> _Exercise aim_: Identify each line below that contains the word "Harytlaryň", and copy it out.

> _Data provided_:
+ + + +

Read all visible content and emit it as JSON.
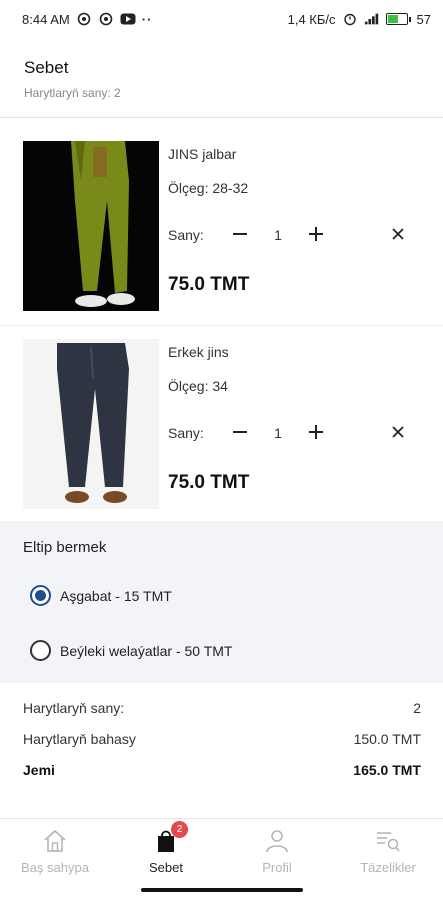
{
  "status_bar": {
    "time": "8:44 AM",
    "speed": "1,4 КБ/с",
    "battery_percent": "57",
    "battery_level": 0.57,
    "icons": [
      "whatsapp-icon",
      "whatsapp-icon",
      "youtube-icon",
      "more-dots-icon",
      "alarm-icon",
      "signal-icon",
      "battery-icon"
    ]
  },
  "header": {
    "title": "Sebet",
    "subtitle": "Harytlaryň sany: 2"
  },
  "cart": {
    "items": [
      {
        "name": "JINS jalbar",
        "size": "Ölçeg: 28-32",
        "qty_label": "Sany:",
        "qty": "1",
        "price": "75.0 TMT"
      },
      {
        "name": "Erkek jins",
        "size": "Ölçeg: 34",
        "qty_label": "Sany:",
        "qty": "1",
        "price": "75.0 TMT"
      }
    ]
  },
  "delivery": {
    "title": "Eltip bermek",
    "options": [
      {
        "label": "Aşgabat - 15 TMT",
        "selected": true
      },
      {
        "label": "Beýleki welaýatlar - 50 TMT",
        "selected": false
      }
    ]
  },
  "summary": {
    "rows": [
      {
        "label": "Harytlaryň sany:",
        "value": "2"
      },
      {
        "label": "Harytlaryň bahasy",
        "value": "150.0 TMT"
      }
    ],
    "total_label": "Jemi",
    "total_value": "165.0 TMT"
  },
  "nav": {
    "items": [
      {
        "label": "Baş sahypa",
        "icon": "home-icon"
      },
      {
        "label": "Sebet",
        "icon": "shopping-bag-icon",
        "badge": "2"
      },
      {
        "label": "Profil",
        "icon": "user-icon"
      },
      {
        "label": "Täzelikler",
        "icon": "news-search-icon"
      }
    ]
  },
  "colors": {
    "accent": "#1d4e8f",
    "badge": "#e5484d",
    "delivery_bg": "#f3f4f7",
    "inactive_nav": "#b5b5b5"
  }
}
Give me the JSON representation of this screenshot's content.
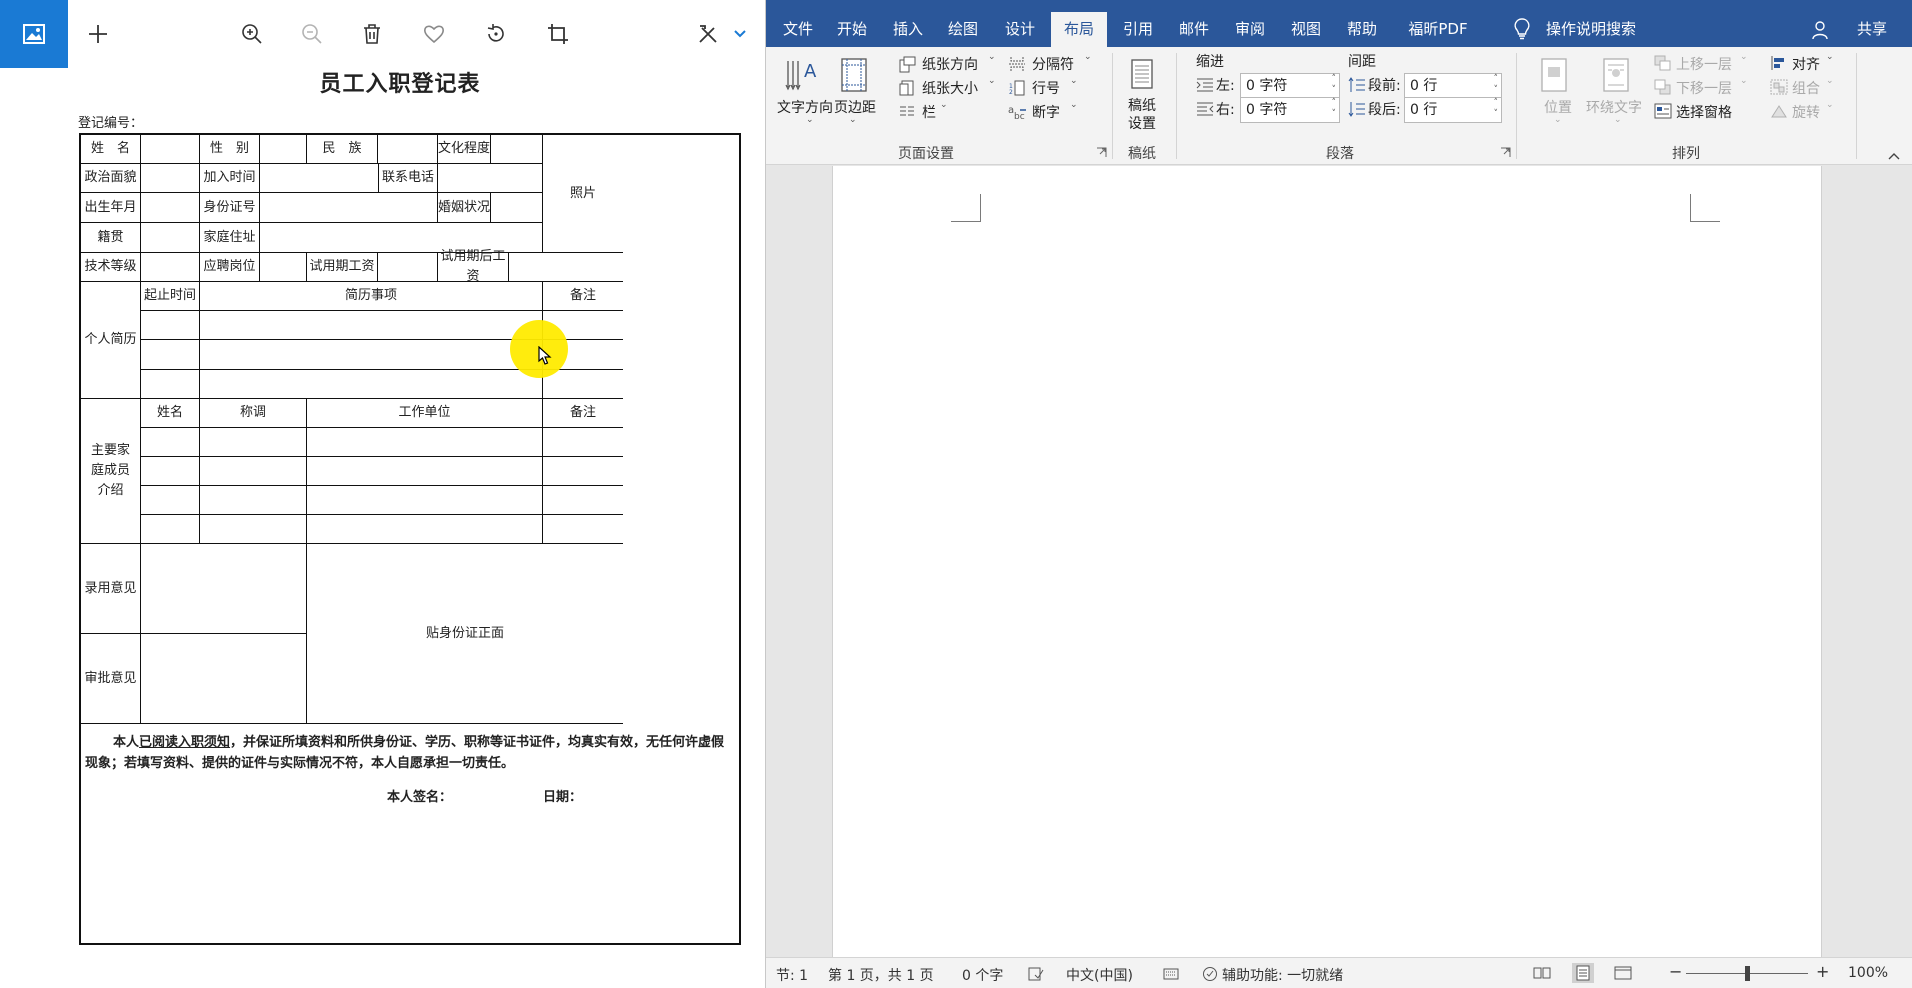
{
  "viewer": {
    "toolbar": {
      "photo_icon": "photo-icon",
      "add_icon": "plus-icon",
      "zoom_in_icon": "zoom-in-icon",
      "zoom_out_icon": "zoom-out-icon",
      "delete_icon": "trash-icon",
      "favorite_icon": "heart-icon",
      "rotate_icon": "rotate-icon",
      "crop_icon": "crop-icon",
      "edit_icon": "edit-icon",
      "accent_color": "#1a7ad4"
    },
    "form": {
      "title": "员工入职登记表",
      "reg_no_label": "登记编号：",
      "cells": {
        "name": "姓　名",
        "gender": "性　别",
        "ethnicity": "民　族",
        "education": "文化程度",
        "photo": "照片",
        "political": "政治面貌",
        "join_date": "加入时间",
        "phone": "联系电话",
        "birth": "出生年月",
        "id_no": "身份证号",
        "marital": "婚姻状况",
        "native": "籍贯",
        "address": "家庭住址",
        "tech_level": "技术等级",
        "position": "应聘岗位",
        "probation_pay": "试用期工资",
        "after_probation_pay": "试用期后工资",
        "resume": "个人简历",
        "period": "起止时间",
        "resume_items": "简历事项",
        "remarks": "备注",
        "family": "主要家庭成员介绍",
        "family_name": "姓名",
        "relation": "称调",
        "employer": "工作单位",
        "hire_opinion": "录用意见",
        "approval_opinion": "审批意见",
        "id_front": "贴身份证正面"
      },
      "declaration": {
        "pre": "本人",
        "underlined": "已阅读入职须知",
        "post": "，并保证所填资料和所供身份证、学历、职称等证书证件，均真实有效，无任何许虚假现象；若填写资料、提供的证件与实际情况不符，本人自愿承担一切责任。",
        "sign_label": "本人签名：",
        "date_label": "日期："
      }
    }
  },
  "word": {
    "tabs": [
      {
        "label": "文件"
      },
      {
        "label": "开始"
      },
      {
        "label": "插入"
      },
      {
        "label": "绘图"
      },
      {
        "label": "设计"
      },
      {
        "label": "布局"
      },
      {
        "label": "引用"
      },
      {
        "label": "邮件"
      },
      {
        "label": "审阅"
      },
      {
        "label": "视图"
      },
      {
        "label": "帮助"
      },
      {
        "label": "福昕PDF"
      }
    ],
    "active_tab": "布局",
    "tell_me": "操作说明搜索",
    "share": "共享",
    "brand_color": "#2b579a",
    "ribbon": {
      "text_direction": "文字方向",
      "margins": "页边距",
      "orientation": "纸张方向",
      "size": "纸张大小",
      "columns": "栏",
      "breaks": "分隔符",
      "line_numbers": "行号",
      "hyphenation": "断字",
      "page_setup_group": "页面设置",
      "draft_setup": "稿纸\n设置",
      "draft_group": "稿纸",
      "indent_label": "缩进",
      "spacing_label": "间距",
      "left_label": "左:",
      "right_label": "右:",
      "left_value": "0 字符",
      "right_value": "0 字符",
      "before_label": "段前:",
      "after_label": "段后:",
      "before_value": "0 行",
      "after_value": "0 行",
      "paragraph_group": "段落",
      "position": "位置",
      "wrap_text": "环绕文字",
      "bring_forward": "上移一层",
      "send_backward": "下移一层",
      "selection_pane": "选择窗格",
      "align": "对齐",
      "group": "组合",
      "rotate": "旋转",
      "arrange_group": "排列"
    },
    "status": {
      "section": "节: 1",
      "page": "第 1 页，共 1 页",
      "words": "0 个字",
      "language": "中文(中国)",
      "accessibility": "辅助功能: 一切就绪",
      "zoom": "100%",
      "zoom_value": 100
    }
  }
}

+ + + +

> _Problem solution_:
    "subtitle": "Harytlaryň sany: 2"
        "label": "Harytlaryň sany:",
        "label": "Harytlaryň bahasy",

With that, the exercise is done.